The front panel is clear and intuitive, dominated by seven large white buttons: four interlocking switches to select the input source and three more interlocking switches to select the speaker output. The button caps can be removed and engraved if required, but there is also plenty of panel space for stick-on labels. To the left of the buttons is the rotary stepped attenuator, which has a light detented action, and to the left of that is a conventional volume knob for the adjacent headphone output socket. Over on the right-hand side are four smaller buttons which select the derived mono signal, mute the left or right speakers, and reverse the polarity of the right-hand output channel — this last button being coloured red to differentiate it. Finally, the mains power switch is at the extreme right-hand side.
As already mentioned, the signal path is entirely passive, and I was unable to hear any obvious degradation to the monitor signal when working with balanced sources and destinations. Operation is intuitive: select the desired input source and monitoring speakers using the buttons. The mono, phase-reverse, and mute switches allow quality and compatibility checks to be made as necessary. The two mute buttons conveniently allow mono to be auditioned from both speakers (as a phantom image) or just from one — an important function that few monitor controllers permit, strangely. Mono on both speakers allows the true phantom centre image definition and position to be checked, and mono on one speaker gives a better idea of the spectral balance of a derived mono signal than a phantom image.
The phase-reverse button is located after the mono selector in the signal path, which makes it impossible to hear the stereo difference (Sides) signal. This is a great shame, because being able to audition the difference signal is extremely useful, not least for the 'null' technique. (If you invert the polarity of one channel then sum to mono, equal-level signals cancel each other out, and this is a handy trick for matching channel gains or aligning stereo mic arrays.)
The only function missing completely is a Dim facility to allow the speakers to be turned down — perhaps to answer the phone — without upsetting the reference monitoring level. However, since the monitor volume is a switch, it inherently provides discrete level steps and is therefore fairly easy to reset accurately anyway.
This is a neat and well-built unit, with all the necessary features and facilities a typical home-studio/DAW installation would need.
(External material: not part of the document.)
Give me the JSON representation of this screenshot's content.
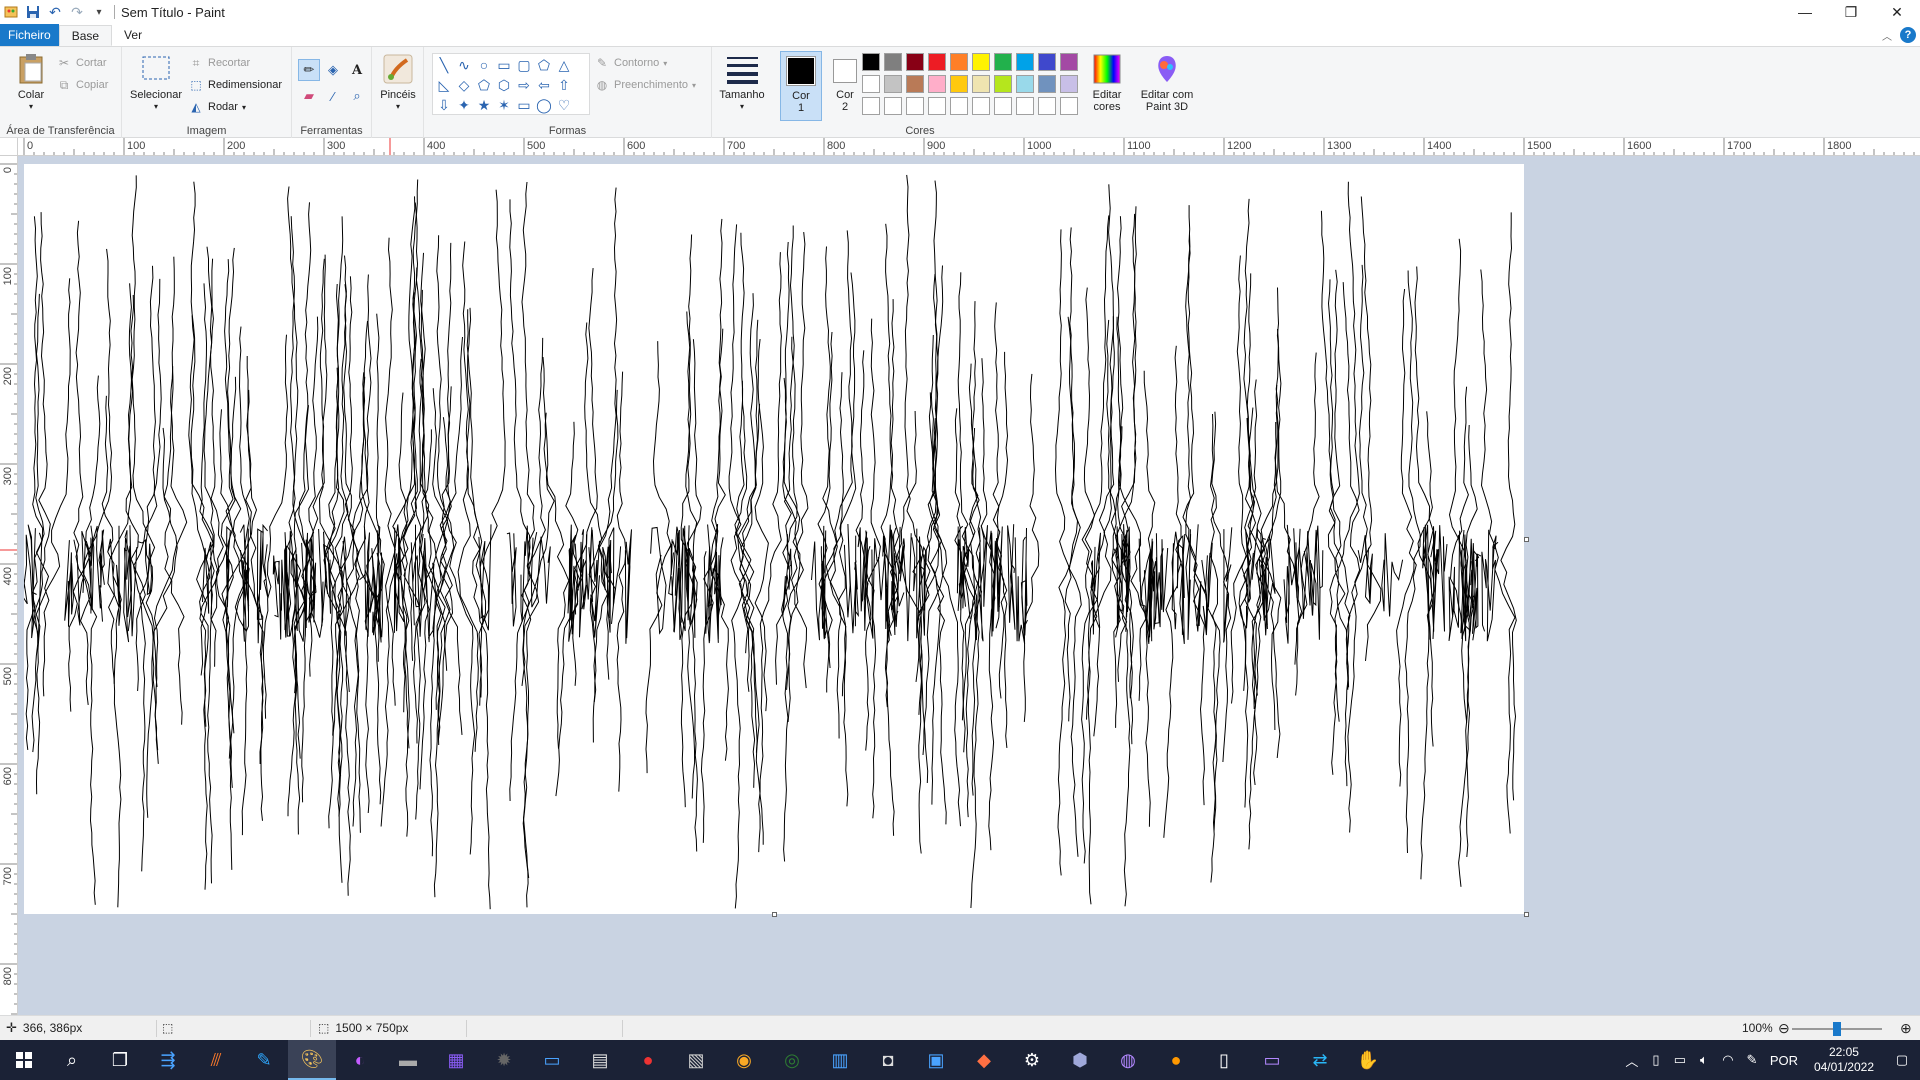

Its fully balanced and passive signal path ensures sonic integrity, and the ability to mute the two speakers separately is very handy for checking mono balances. Few home studios would probably run to three sets of monitors, so allowing the third output to be switched (internally) to provide a fixed output to feed meters or an external recorder is a welcome facility.